▶ **REQUIRED ACTION**
Filter the records, keeping every line that has the string "ARORA".

▶ **THE INPUT**
──────────

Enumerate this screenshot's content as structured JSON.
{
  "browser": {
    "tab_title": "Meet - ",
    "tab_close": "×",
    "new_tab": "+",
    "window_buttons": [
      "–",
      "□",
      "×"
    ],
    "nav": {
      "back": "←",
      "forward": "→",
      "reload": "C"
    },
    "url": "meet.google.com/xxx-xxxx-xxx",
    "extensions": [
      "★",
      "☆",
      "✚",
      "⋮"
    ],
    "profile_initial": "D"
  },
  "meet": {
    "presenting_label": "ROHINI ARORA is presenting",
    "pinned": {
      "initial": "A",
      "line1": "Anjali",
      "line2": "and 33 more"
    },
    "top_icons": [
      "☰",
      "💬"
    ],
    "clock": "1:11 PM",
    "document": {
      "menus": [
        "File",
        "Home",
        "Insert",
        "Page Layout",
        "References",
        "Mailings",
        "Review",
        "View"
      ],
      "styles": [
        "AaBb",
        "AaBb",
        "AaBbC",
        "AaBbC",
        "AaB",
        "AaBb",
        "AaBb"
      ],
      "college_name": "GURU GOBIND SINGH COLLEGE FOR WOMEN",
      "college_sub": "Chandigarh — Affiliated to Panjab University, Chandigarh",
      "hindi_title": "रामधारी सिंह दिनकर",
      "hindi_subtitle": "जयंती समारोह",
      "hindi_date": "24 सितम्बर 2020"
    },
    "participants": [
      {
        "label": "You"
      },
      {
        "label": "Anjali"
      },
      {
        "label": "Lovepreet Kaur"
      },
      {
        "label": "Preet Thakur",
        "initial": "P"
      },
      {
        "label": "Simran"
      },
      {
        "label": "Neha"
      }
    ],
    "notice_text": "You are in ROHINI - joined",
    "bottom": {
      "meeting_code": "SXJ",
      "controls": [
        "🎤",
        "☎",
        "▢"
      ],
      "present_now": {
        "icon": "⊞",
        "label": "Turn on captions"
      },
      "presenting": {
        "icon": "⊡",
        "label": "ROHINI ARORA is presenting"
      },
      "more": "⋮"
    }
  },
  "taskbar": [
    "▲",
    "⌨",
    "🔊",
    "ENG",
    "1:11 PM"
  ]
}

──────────

▶ **SOLUTION TO THIS TASK**
    "presenting_label": "ROHINI ARORA is presenting",
        "label": "ROHINI ARORA is presenting"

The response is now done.